Girl on the Run

by B. R. Myers
Nimbus Publishing
332 pp.
Ages 12+
September 2015

I’m sorry I didn’t review this book sooner but I should have recalled how much I’d been impressed with B. R. Myers’ debut novel, Butterflies Don’t Lie (Nimbus, 2014).  But, here I am again, reviewing in winter a book that takes place during summer. Let’s look at it this way, though:  it’s that time of year when high school students are thinking about summer jobs and parents are anticipating signing up their children for summer camps.  So, it’s still all good: both Girl on the Run and reviewing Girl on the Run now.

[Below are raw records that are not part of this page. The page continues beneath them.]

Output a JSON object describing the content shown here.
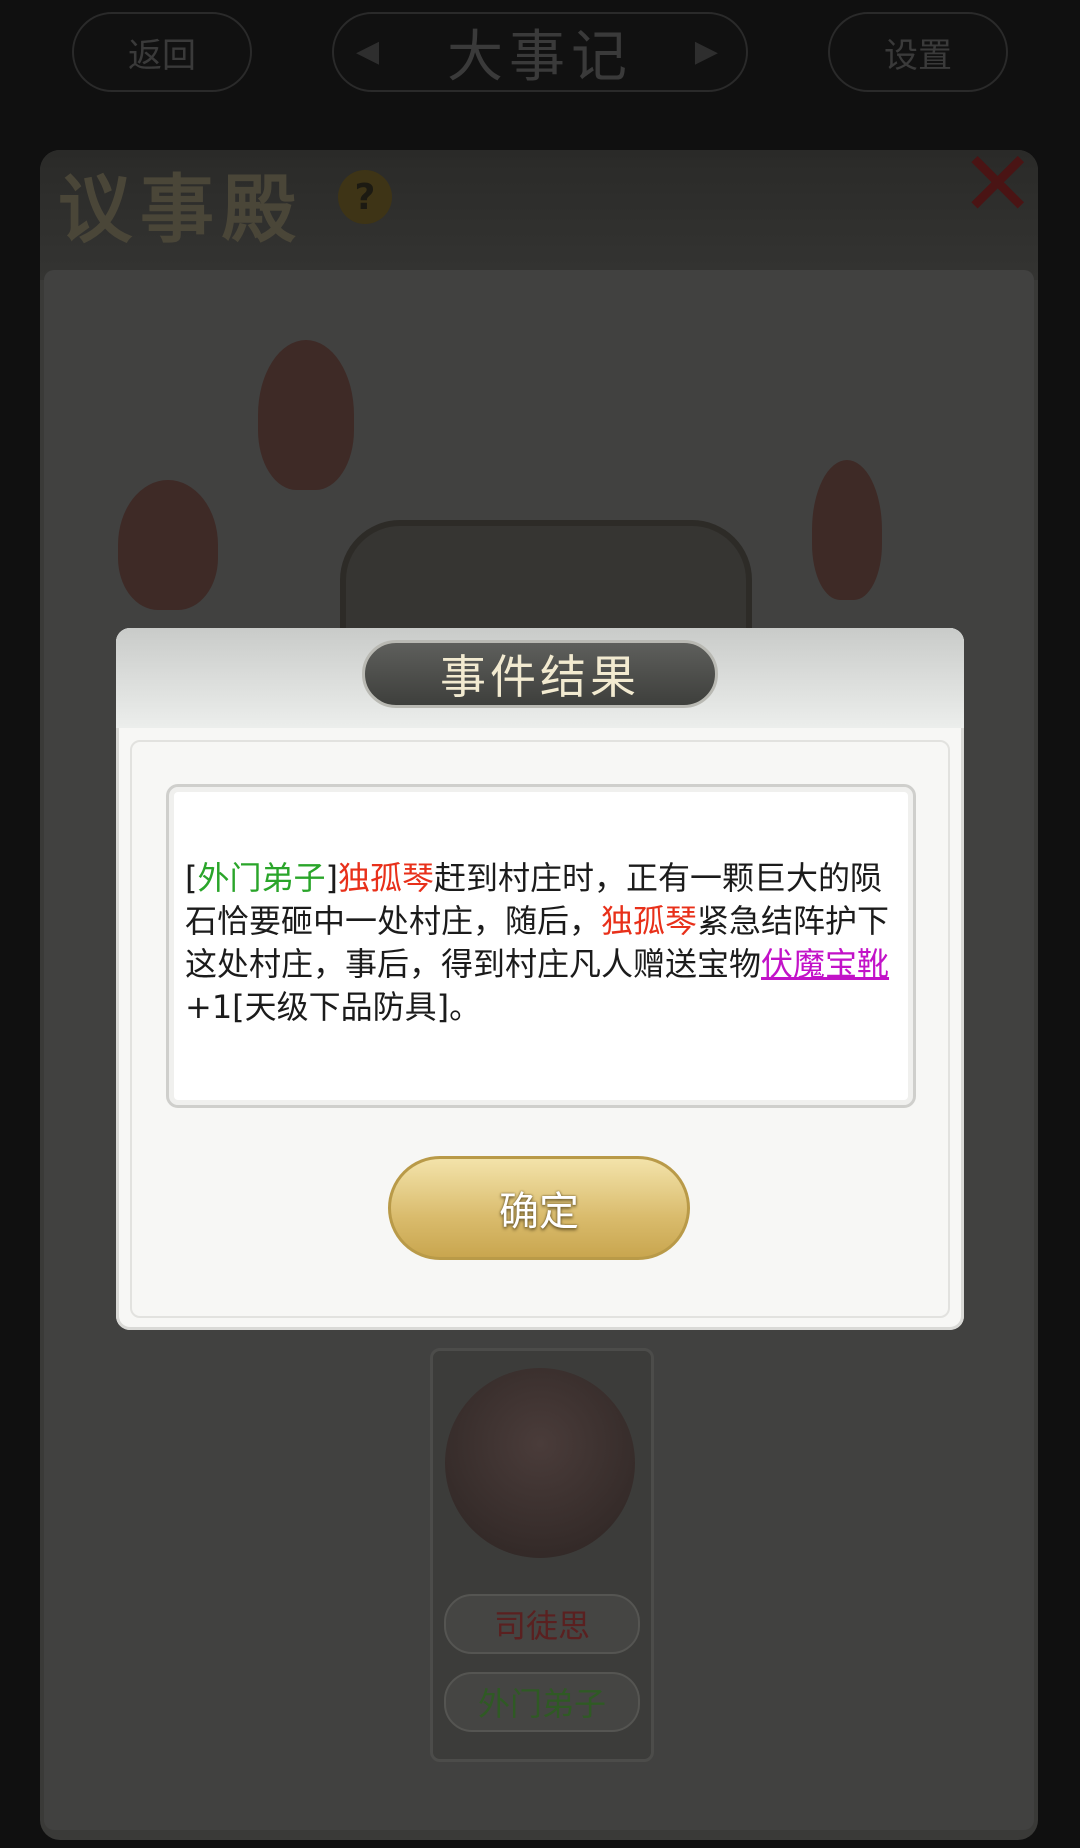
{
  "top_bar": {
    "left_label": "返回",
    "center_title": "大事记",
    "right_label": "设置"
  },
  "hall": {
    "title": "议事殿",
    "help_glyph": "?",
    "close_glyph": "✕"
  },
  "dialog": {
    "title": "事件结果",
    "result_segments": [
      {
        "text": "[",
        "style": "plain"
      },
      {
        "text": "外门弟子",
        "style": "green"
      },
      {
        "text": "]",
        "style": "plain"
      },
      {
        "text": "独孤琴",
        "style": "red"
      },
      {
        "text": "赶到村庄时，正有一颗巨大的陨石恰要砸中一处村庄，随后，",
        "style": "plain"
      },
      {
        "text": "独孤琴",
        "style": "red"
      },
      {
        "text": "紧急结阵护下这处村庄，事后，得到村庄凡人赠送宝物",
        "style": "plain"
      },
      {
        "text": "伏魔宝靴",
        "style": "magenta"
      },
      {
        "text": "+1[天级下品防具]。",
        "style": "plain"
      }
    ],
    "confirm_label": "确定"
  },
  "card": {
    "name": "司徒思",
    "rank": "外门弟子"
  },
  "colors": {
    "green": "#2aa52a",
    "red": "#e8301a",
    "magenta": "#c212c8",
    "gold": "#d9bb6c"
  }
}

Seventeen-year-old Jesse Collins used to be a runner and a very good one.  But that all changed four months ago when her father died suddenly.
I used to care about provincial records, and even the Olympics, but not anymore.  Those were things I no longer had, and no longer deserved.  I put my hand on my stomach, on the heaviness that was always there.  A reminder of what I’d done and what I’d lost. (pg. 49)
Now it’s all she can do to push forward through her days, convince her mother that she’s not depressed and give in to her BFF’s attempts to get her dating and meeting the right guy.  Jesse needs a fresh start and two months at Kamp Krystal Lake as a counsellor is what she plans to do.  What she doesn’t plan on is there being a mix-up with the camp thinking she was a male and entrusting her with Cabin 4A, a small makeshift cabin, and four twelve-year-old boys: the camp owner’s terror of a son, Spencer; twins Liam and Duff; and the kindest of all, Scotty.

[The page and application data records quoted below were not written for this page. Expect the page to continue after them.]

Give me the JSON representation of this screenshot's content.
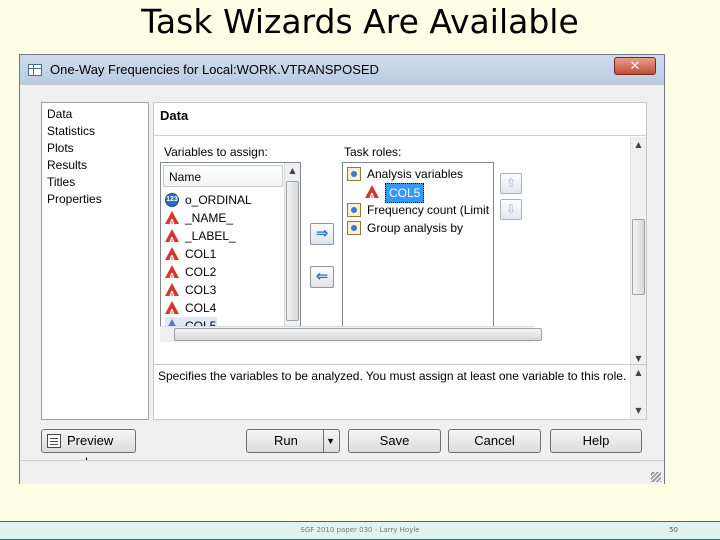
{
  "slide": {
    "title": "Task Wizards Are Available",
    "footer": "SGF 2010 paper 030 - Larry Hoyle",
    "page_number": "50"
  },
  "window": {
    "title": "One-Way Frequencies for Local:WORK.VTRANSPOSED",
    "close_glyph": "✕"
  },
  "nav": {
    "items": [
      "Data",
      "Statistics",
      "Plots",
      "Results",
      "Titles",
      "Properties"
    ],
    "selected": "Data"
  },
  "data_page": {
    "title": "Data",
    "variables_label": "Variables to assign:",
    "roles_label": "Task roles:",
    "list_header": "Name",
    "variables": [
      {
        "name": "o_ORDINAL",
        "type": "numeric"
      },
      {
        "name": "_NAME_",
        "type": "character"
      },
      {
        "name": "_LABEL_",
        "type": "character"
      },
      {
        "name": "COL1",
        "type": "character"
      },
      {
        "name": "COL2",
        "type": "character"
      },
      {
        "name": "COL3",
        "type": "character"
      },
      {
        "name": "COL4",
        "type": "character"
      },
      {
        "name": "COL5",
        "type": "character-selected"
      }
    ],
    "roles": [
      {
        "name": "Analysis variables"
      },
      {
        "name": "COL5",
        "assigned": true
      },
      {
        "name": "Frequency count  (Limit"
      },
      {
        "name": "Group analysis by"
      }
    ],
    "assign_arrow": "⇒",
    "remove_arrow": "⇐",
    "up_arrow": "⇧",
    "down_arrow": "⇩",
    "description": "Specifies the variables to be analyzed. You must assign at least one variable to this role."
  },
  "buttons": {
    "preview": "Preview code",
    "run": "Run",
    "save": "Save",
    "cancel": "Cancel",
    "help": "Help"
  },
  "icon_names": [
    "window-icon",
    "close-icon",
    "numeric-var-icon",
    "character-var-icon",
    "role-icon",
    "preview-icon",
    "dropdown-icon",
    "size-grip-icon"
  ],
  "colors": {
    "slide_background": "#ffffe6",
    "title_bar": "#c4d5ea",
    "close_button": "#c24c36",
    "selection": "#3399ff",
    "footer_rule": "#0b78b5"
  }
}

While Jesse tries to make the best of things, which isn’t always easy, she does meet new people who don’t know about her past and she’s so good with that.  There’s Devin, another counsellor (or so she thinks) that is making the moves on her; Lewis, recent grad and part of the kitchen staff; Alicia, a friendly lifeguard; Lacey, the perfect counsellor to a cabin of pink cupettes, as Jesse calls them; and Kirk, the head counsellor who always seems to catch her at her worst but whose milk chocolate eyes consistently attract her notice.

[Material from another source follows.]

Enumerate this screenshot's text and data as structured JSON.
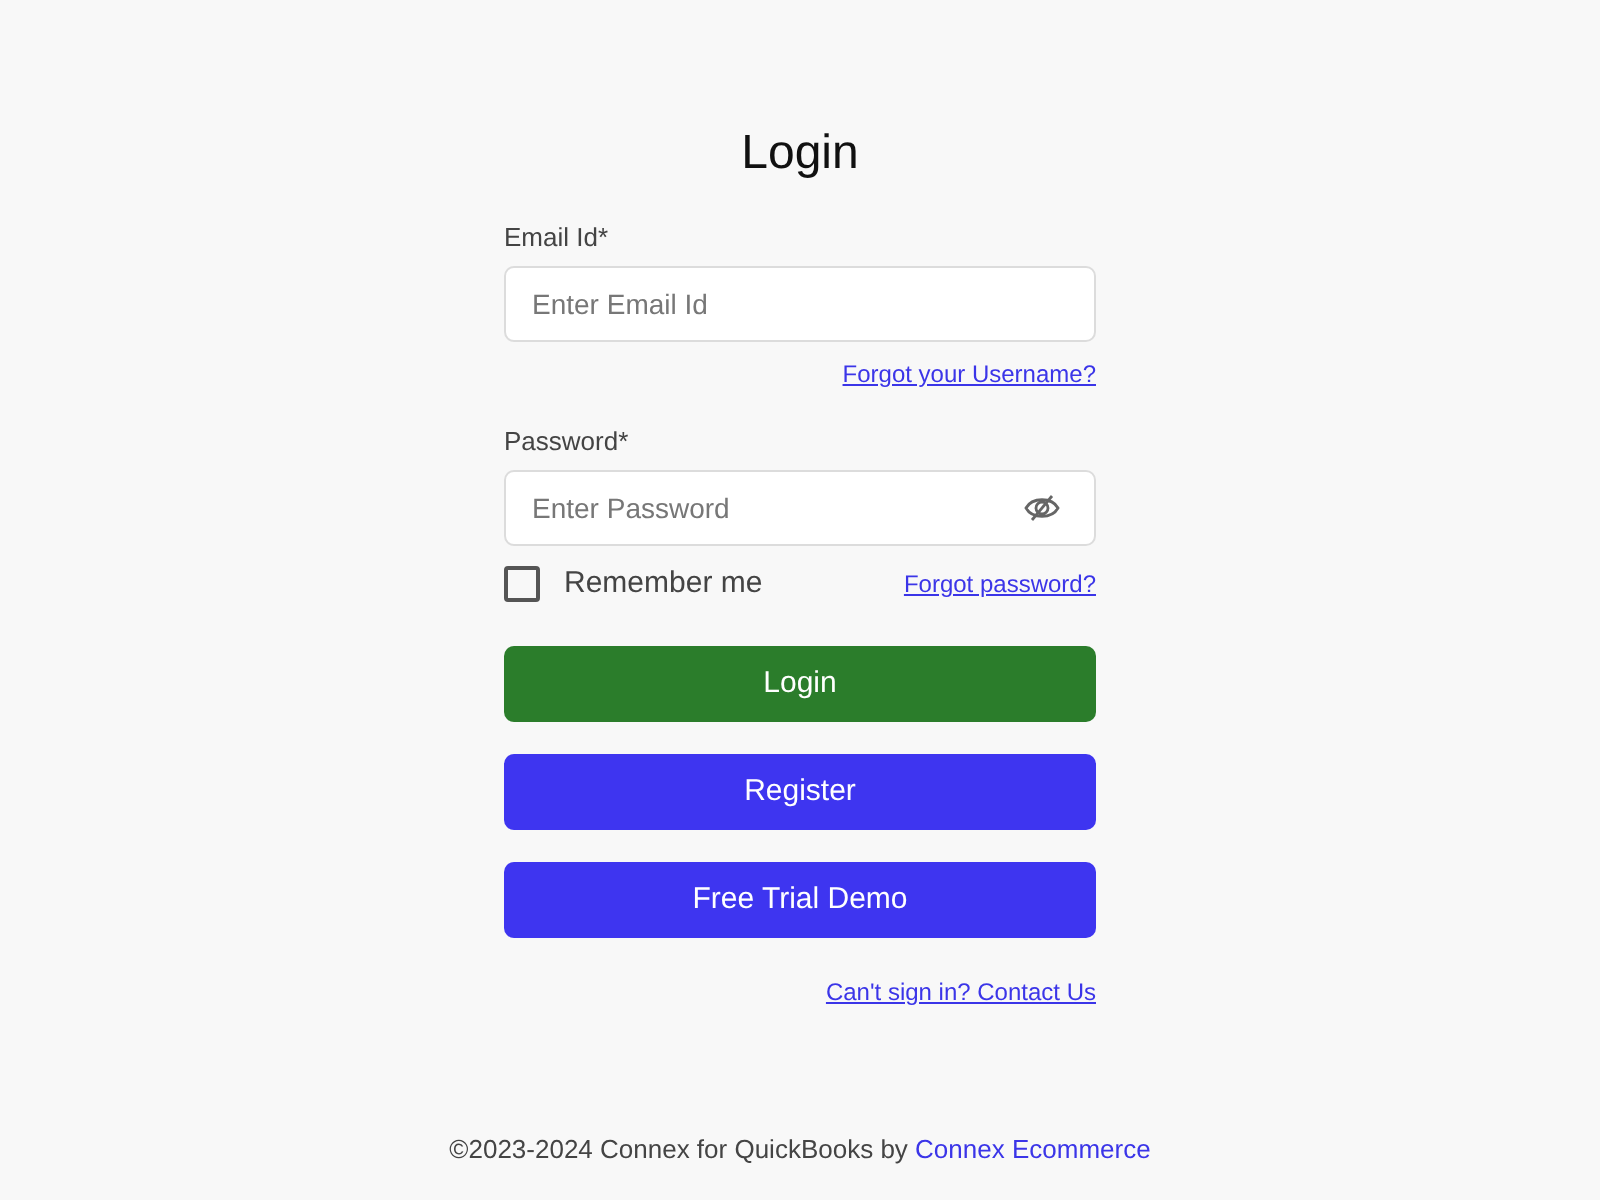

But the pranks pulled by the boys, including a fake drowning that costs Jesse a special necklace from her parents, commemorating her first provincial running record, brings her to the attention of the camp director, Susan, who wonders, along with Kirk and Lacey, whether they should be looking for another counsellor for the boys.  And, though the camp is eager to have Jesse run for them in the annual lake triathlon against other camps, Jesse is adamant that she will not.

Still, guilt-ridden about her dad’s death, Jesse perseveres, through humiliation and misunderstandings and misplaced crushings and some kissing, to find that she has a lot more gumption than she first thought and is able to make Kamp Krystal Lake a positive experience for more than just herself.

B. R. Myers embeds a lot of constructive messages in this sweet volume of teen chicklit. Not only do readers get to share in a summer fling with Jesse and go through the full camp experience of  outdoor activities, dances, dining hall shenanigans and food, they will learn a lot about Jesse’s namesake, runner Jesse Owens, about working through guilt and grief, and about resiliency.  Lessons well learned and even enjoyed by Jesse herself, the Girl on the Run.

1 comment:

  1. Thanks so much, Helen! I'm so pleased you enjoyed Jesse's story.